- Postmenopausal hormone therapy. Women who take hormone therapy medications that combine estrogen and progesterone to treat the signs and symptoms of menopause have an increased risk of breast cancer
- Drinking alcohol. Drinking alcohol increases the risk of breast cancer
Your doctor determines your breast cancer treatment options based on your type of breast cancer, its stage and grade, size, and whether the cancer cells are sensitive to hormones. Your doctor also considers your overall health and your own preference.
Operations used to treat breast cancer include:
- Removing the breast cancer (lumpectomy). During lumpectomy, which may be referred to as breast-sparing surgery or wide local excision, the surgeon removes the tumour and a small margin of surrounding healthy tissue. Lumpectomy is typically reserved for smaller tumours

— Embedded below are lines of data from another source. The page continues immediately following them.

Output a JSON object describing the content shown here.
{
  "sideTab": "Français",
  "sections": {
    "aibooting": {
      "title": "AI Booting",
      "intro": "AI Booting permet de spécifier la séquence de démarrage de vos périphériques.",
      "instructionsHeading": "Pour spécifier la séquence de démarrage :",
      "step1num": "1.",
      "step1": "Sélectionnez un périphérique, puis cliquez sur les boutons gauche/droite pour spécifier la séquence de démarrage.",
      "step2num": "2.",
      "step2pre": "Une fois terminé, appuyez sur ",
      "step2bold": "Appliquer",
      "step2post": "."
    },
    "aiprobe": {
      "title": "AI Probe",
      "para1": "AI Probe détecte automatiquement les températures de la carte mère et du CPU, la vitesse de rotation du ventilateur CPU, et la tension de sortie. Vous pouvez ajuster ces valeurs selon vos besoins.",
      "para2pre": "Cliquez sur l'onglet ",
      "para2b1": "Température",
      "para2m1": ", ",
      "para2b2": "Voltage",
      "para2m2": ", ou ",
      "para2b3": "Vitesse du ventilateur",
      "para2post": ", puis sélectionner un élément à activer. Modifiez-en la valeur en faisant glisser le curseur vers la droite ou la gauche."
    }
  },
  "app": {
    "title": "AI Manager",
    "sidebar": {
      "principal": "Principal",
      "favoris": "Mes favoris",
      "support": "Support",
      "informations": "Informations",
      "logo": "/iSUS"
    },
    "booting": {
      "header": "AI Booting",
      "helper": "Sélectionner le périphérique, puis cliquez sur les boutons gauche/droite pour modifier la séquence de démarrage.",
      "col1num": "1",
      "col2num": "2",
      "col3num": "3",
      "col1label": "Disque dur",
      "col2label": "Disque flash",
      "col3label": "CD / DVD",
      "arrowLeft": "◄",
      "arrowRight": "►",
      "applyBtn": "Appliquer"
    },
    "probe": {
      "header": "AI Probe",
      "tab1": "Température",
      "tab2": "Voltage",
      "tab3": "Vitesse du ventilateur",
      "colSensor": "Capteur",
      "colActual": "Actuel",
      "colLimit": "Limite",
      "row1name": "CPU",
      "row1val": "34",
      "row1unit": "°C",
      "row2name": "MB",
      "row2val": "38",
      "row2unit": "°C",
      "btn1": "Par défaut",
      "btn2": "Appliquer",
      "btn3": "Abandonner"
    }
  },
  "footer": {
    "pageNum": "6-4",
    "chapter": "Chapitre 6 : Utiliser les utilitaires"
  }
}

- Removing the entire breast (mastectomy). Mastectomy is an operation to remove all of your breast tissue. Most mastectomy procedures remove all of the breast tissue — the lobules, ducts, fatty tissue and some skin, including the nipple and areola (simple mastectomy). In a skin-sparing mastectomy, the skin over the breast is left intact to improve reconstruction and appearance. Depending on the location and size of the tumour, the nipple also may be spared
- Removing a limited number of lymph nodes (sentinel node biopsy). To determine whether cancer has spread to your lymph nodes, your surgeon will discuss with you the role of removing the lymph nodes that are the first to receive the lymph drainage from your tumour. If no cancer is found in those lymph nodes, the chance of finding cancer in any of the remaining lymph nodes is small and no other nodes need to be removed

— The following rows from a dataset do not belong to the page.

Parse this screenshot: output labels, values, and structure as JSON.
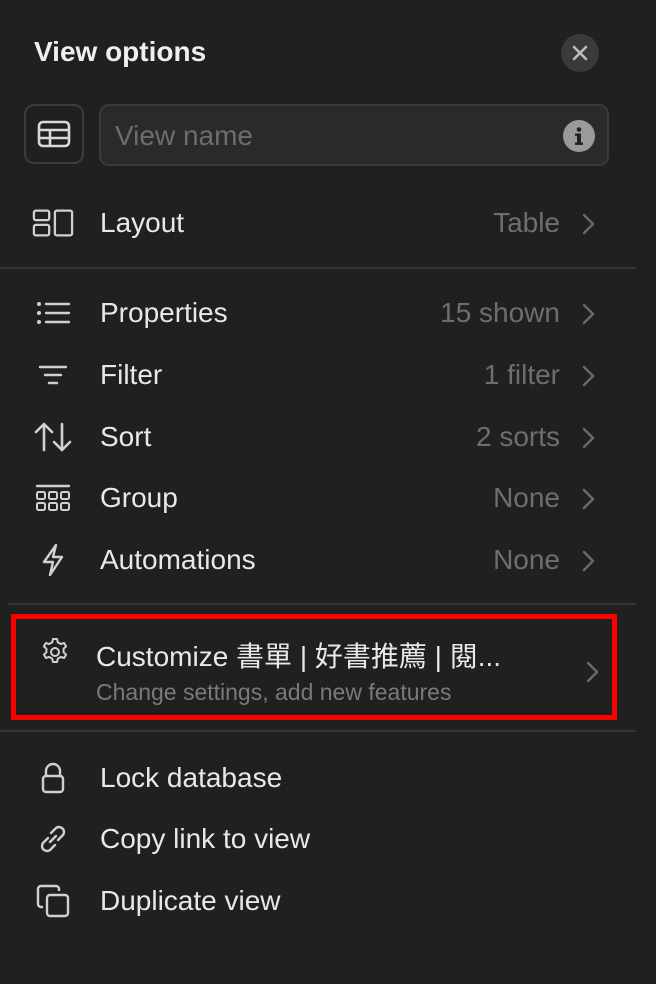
{
  "header": {
    "title": "View options"
  },
  "view_name": {
    "placeholder": "View name",
    "value": ""
  },
  "layout": {
    "label": "Layout",
    "value": "Table"
  },
  "menu": [
    {
      "key": "properties",
      "label": "Properties",
      "value": "15 shown"
    },
    {
      "key": "filter",
      "label": "Filter",
      "value": "1 filter"
    },
    {
      "key": "sort",
      "label": "Sort",
      "value": "2 sorts"
    },
    {
      "key": "group",
      "label": "Group",
      "value": "None"
    },
    {
      "key": "automations",
      "label": "Automations",
      "value": "None"
    }
  ],
  "customize": {
    "title": "Customize 書單 | 好書推薦 | 閱...",
    "subtitle": "Change settings, add new features"
  },
  "actions": [
    {
      "key": "lock",
      "label": "Lock database"
    },
    {
      "key": "copy_link",
      "label": "Copy link to view"
    },
    {
      "key": "duplicate",
      "label": "Duplicate view"
    }
  ],
  "colors": {
    "background": "#202020",
    "highlight": "#ff0000",
    "muted": "#6e6e6e",
    "text": "#e8e8e8"
  }
}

- Removing several lymph nodes (axillary lymph node dissection). If cancer is found in the sentinel lymph nodes, your surgeon will discuss with you the removal of additional lymph nodes in your armpit

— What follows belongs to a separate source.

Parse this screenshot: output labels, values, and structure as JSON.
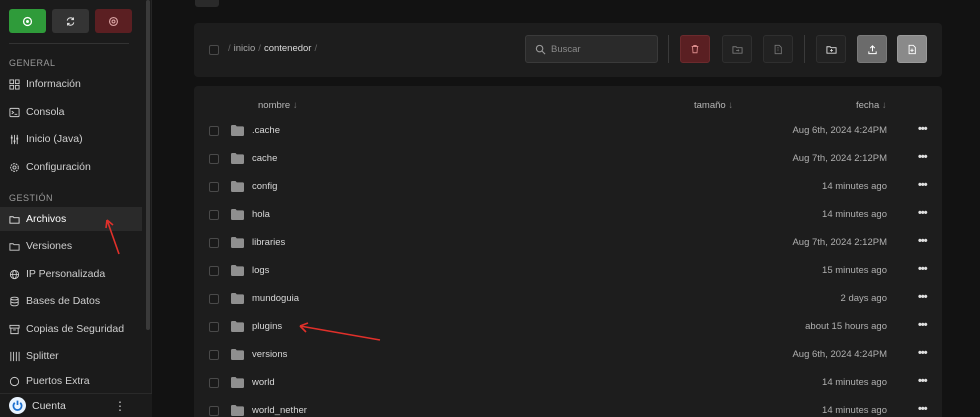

- Removing both breasts. Some women with cancer in one breast may choose to have their other (healthy) breast removed (contralateral prophylactic mastectomy) if they have a very increased risk of cancer in the other breast because of a genetic predisposition or strong family history. Most women with breast cancer in one breast will never develop cancer in the other breast. Discuss your breast cancer risk with your doctor, along with the benefits and risks of this procedure
Radiation therapy uses high-powered beams of energy, such as X-rays and protons, to kill cancer cells. Radiation therapy is typically done using a large machine that aims the energy beams at your body (external beam radiation). But radiation can also be done by placing radioactive material inside your body (brachytherapy). External beam radiation is commonly used after lumpectomy for early-stage breast cancer. Doctors may also recommend radiation therapy to the chest wall after mastectomy for larger breast cancers or cancers that have spread to the lymph nodes.
Side effects of radiation therapy include fatigue and a red, sunburn-like rash where the radiation is aimed. Breast tissue may also appear swollen or more firm. Rarely, more-serious problems may occur, such as damage to the heart or lungs or, very rarely, second cancers in the treated area.
Chemotherapy uses drugs to destroy cancer cells. If your cancer has a high risk of returning or spreading to another part of your body, your doctor may recommend chemotherapy to decrease the chance that the cancer will recur. This is known as adjuvant chemotherapy.
Chemotherapy is sometimes given before surgery in women with larger breast tumours. The goal is to shrink a tumour to a size that makes it easier to remove with surgery. Chemotherapy is also used in women whose cancer has already spread to other parts of the body. Chemotherapy may be recommended to try to control the cancer and decrease any symptoms the cancer is causing.
Chemotherapy side effects depend on the drugs you receive. Common side effects include hair loss, nausea, vomiting, fatigue and an increased risk of developing infection. Rare side effects can include premature menopause, infertility (if premenopausal), damage to the heart and kidneys, nerve damage, and, very rarely, blood cell cancer.